We are often asked in what circumstances a child can testify and when can a statement made by a child be used as evidence in a court proceeding. The use of child testimony is probably most common in child custody and abuse proceedings.
North Carolina law allows the court to use what a child tells him or her as evidence, but the final say regarding the statement or testimony’s admissibility is the judge’s. North Carolina law does not set out a particular age for when a person may be a witness in court. The legal test is whether the minor child is a competent witness, meaning that the child must be old enough to know what it means to tell the truth and is capable of expressing themselves in an understandable way. This is not a very high burden to overcome. Additionally, the North Carolina rules of evidence apply to statements made by children in the same way that they apply to statements made by adults.
In child custody proceedings, where the child will be testifying, unless both parties agree to another arrangement, the child is required to testify from the witness stand. This is a very stressful event for the child, the parents, lawyers and judge. Usually, if a child is going to be brought in, everyone wants the impact on the child to be reduced as much as possible. Usually, there is an agreement that the district court judge will talk to the child in her office. Alternatively, it may be permissible depending on the age of the child, for the child to sit on a parent’s lap while testifying, as this may help the child feel more comfortable.
Regardless of what a child has to say, a judge may decide custody in favor of the other parent. This is because sometimes the district court judge will find that what the son or daughter is saying has been “bought” by a parent with promises. Alternatively, sometimes, the court might find that the child simply does not know what is best for him or her. For example, the parties’ son might prefer to live with the parent who has fewer rules, more flexibility with curfews, or who does not make them do chores. The maturity of the minor is a factor for the judge to evaluate. It is important to remember that ultimately, in deciding where the child should live, the judge focuses on what is in the best interest of the child and not about what the child says he or she wants.

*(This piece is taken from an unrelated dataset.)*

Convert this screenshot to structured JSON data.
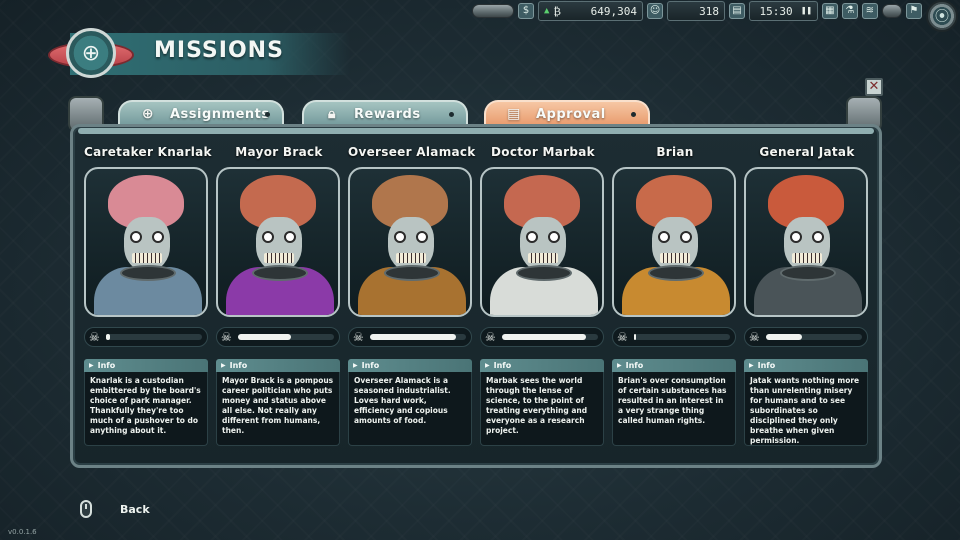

Allowing your child to testify in a court proceeding may be a viable option, but before doing so, it is important to weigh the emotional impact such an experience may have on your child versus the value likely gained from such testimony.
Contact an Attorney at Skufca Law to discuss your options.